(Prompt)
The task calls for each line of the records below in which the word "Machine" appears.

--- Information supplied Enclosed Below ---

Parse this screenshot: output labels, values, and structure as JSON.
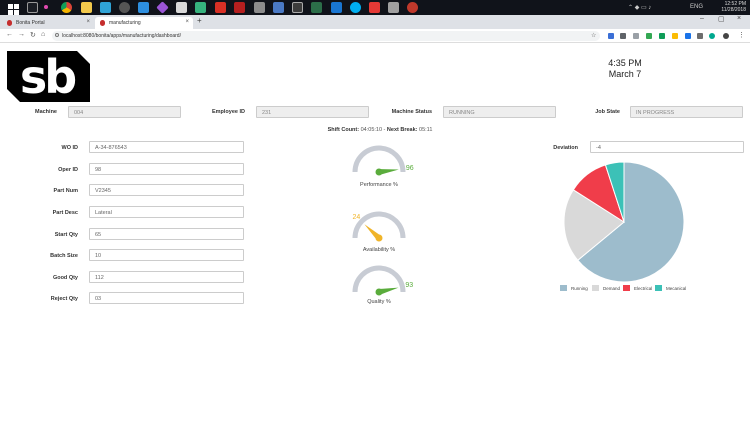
{
  "taskbar": {
    "time": "12:52 PM",
    "date": "11/28/2018",
    "lang": "ENG"
  },
  "browser": {
    "tabs": [
      {
        "label": "Bonita Portal",
        "active": false
      },
      {
        "label": "manufacturing",
        "active": true
      }
    ],
    "url": "localhost:8080/bonita/apps/manufacturing/dashboard/"
  },
  "header": {
    "logo_text": "sb",
    "time": "4:35 PM",
    "date": "March 7"
  },
  "top_fields": [
    {
      "label": "Machine",
      "value": "004"
    },
    {
      "label": "Employee ID",
      "value": "231"
    },
    {
      "label": "Machine Status",
      "value": "RUNNING"
    },
    {
      "label": "Job State",
      "value": "IN PROGRESS"
    }
  ],
  "shift": {
    "count_label": "Shift Count:",
    "count_value": "04:05:10",
    "sep": " - ",
    "break_label": "Next Break:",
    "break_value": "05:11"
  },
  "left_fields": [
    {
      "label": "WO ID",
      "value": "A-34-876543"
    },
    {
      "label": "Oper ID",
      "value": "98"
    },
    {
      "label": "Part Num",
      "value": "V2345"
    },
    {
      "label": "Part Desc",
      "value": "Lateral"
    },
    {
      "label": "Start Qty",
      "value": "65"
    },
    {
      "label": "Batch Size",
      "value": "10"
    },
    {
      "label": "Good Qty",
      "value": "112"
    },
    {
      "label": "Reject Qty",
      "value": "03"
    }
  ],
  "gauges": [
    {
      "label": "Performance %",
      "value": 96,
      "color": "#5aac3c"
    },
    {
      "label": "Availability %",
      "value": 24,
      "color": "#f0b429"
    },
    {
      "label": "Quality %",
      "value": 93,
      "color": "#5aac3c"
    }
  ],
  "deviation": {
    "label": "Deviation",
    "value": "-4"
  },
  "chart_data": {
    "type": "pie",
    "categories": [
      "Running",
      "Demand",
      "Electrical",
      "Mecanical"
    ],
    "values": [
      64,
      20,
      11,
      5
    ],
    "colors": [
      "#9dbccc",
      "#d9d9d9",
      "#f03d4a",
      "#3cc1b7"
    ],
    "legend": "bottom"
  }
}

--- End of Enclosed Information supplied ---

(Your solution)
      "label": "Machine",
      "label": "Machine Status",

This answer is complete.